Dimensions256.6 x 9.6 x 170.8 mm10.1 x 0.38 x 6.72 inches
Weight690 g (1.52 lbs)
ProcessorIntel Atom x5-Z8550 Processor2M CacheQuad-CoreUp to 2.4 GHz
Display10.1" FHD IPS (1920 x 1200)Color Depth : 16.7 MillionColor Gamut : 70%Brightness : 400 nits
Memory4 GB LPDDR3
AudioSound Dolby Audio Premium
SensorsHaptic-vibrateG-SensorAmbient Light SensorHall SensorGPS
CameraRear 8 MP Auto-FocusFront 2 MP Fixed-Focus
Battery8500 mAhUp to 13 hrs
ConnectivityWiFi: 802.11 a/b/g/n/ac (DC 2.4 + 5 GHz)Optional: FDD-LTE, TDD-LTE DC-HSPA+, TD-SCDMA, EDGE
SlotsNano SIM Card
Material & ColorMagnesium and aluminum alloysCarbon Black
Price & Availability$549October 2016

What's probably the coolest part of the Yoga Book is the fact that the Halo Keyboard lighting can be turned off and turned into a full inking workspace, which works with the dedicated Yoga Book pen that comes included in the box. With this, you can ink into any app that supports it, such as OneNote, Paint, Photoshop and more. Writing on this surface feels real great, and in my opinion is the best inking experience on a device yet. You can even throw a paper notepad on top of the touch surface and draw on it and still have digitized inking.

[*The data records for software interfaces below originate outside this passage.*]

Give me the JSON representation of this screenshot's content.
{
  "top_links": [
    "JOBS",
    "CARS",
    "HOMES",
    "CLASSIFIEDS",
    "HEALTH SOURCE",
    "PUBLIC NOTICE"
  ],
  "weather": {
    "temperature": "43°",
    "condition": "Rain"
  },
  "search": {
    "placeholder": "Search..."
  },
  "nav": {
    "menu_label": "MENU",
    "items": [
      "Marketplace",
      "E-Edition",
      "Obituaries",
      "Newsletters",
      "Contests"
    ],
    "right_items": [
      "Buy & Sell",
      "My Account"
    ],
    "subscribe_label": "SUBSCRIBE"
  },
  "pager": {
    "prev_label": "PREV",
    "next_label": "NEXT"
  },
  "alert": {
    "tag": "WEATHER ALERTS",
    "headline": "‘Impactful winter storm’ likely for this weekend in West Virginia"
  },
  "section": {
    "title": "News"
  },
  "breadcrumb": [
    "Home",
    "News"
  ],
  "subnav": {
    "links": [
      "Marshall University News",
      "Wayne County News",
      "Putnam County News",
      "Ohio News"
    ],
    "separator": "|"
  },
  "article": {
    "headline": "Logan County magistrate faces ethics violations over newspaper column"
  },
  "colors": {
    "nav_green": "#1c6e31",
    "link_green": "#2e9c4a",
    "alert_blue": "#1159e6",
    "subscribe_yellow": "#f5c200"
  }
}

There are some weird quirks with the Halo Keyboard, however. The FN key is in a peculiar spot, where the left CTRL button would usually be. I keep hitting it when wanting to select text or use a shortcut with CTRL, which is now positioned to the right of the FN key. I'm told you can switch this in the BIOS however, so I'll be taking a look at that.

The other quirk is with the trackpad — in spite of being sectioned off as part of a massive touch surface, isn't the best trackpad in the world. It appears to stick sometimes, and weirdly the left/right click buttons are on either side of the trackpad rather than on the bottom where you'd usually find them. Another peculiar button position change that I'm having to train my brain to get used to.

You can pre-order the Lenovo Yoga Book with Windows 10 directly from Lenovo right now. Hit the link below to get started.

Pre-Order the Lenovo Yoga Book

Zac Bowden
Senior Editor

Zac Bowden is a Senior Editor at Windows Central. Bringing you exclusive coverage into the world of Windows on PCs, tablets, phones, and more. Also an avid collector of rare Microsoft prototype devices! Keep in touch on Twitter and Threads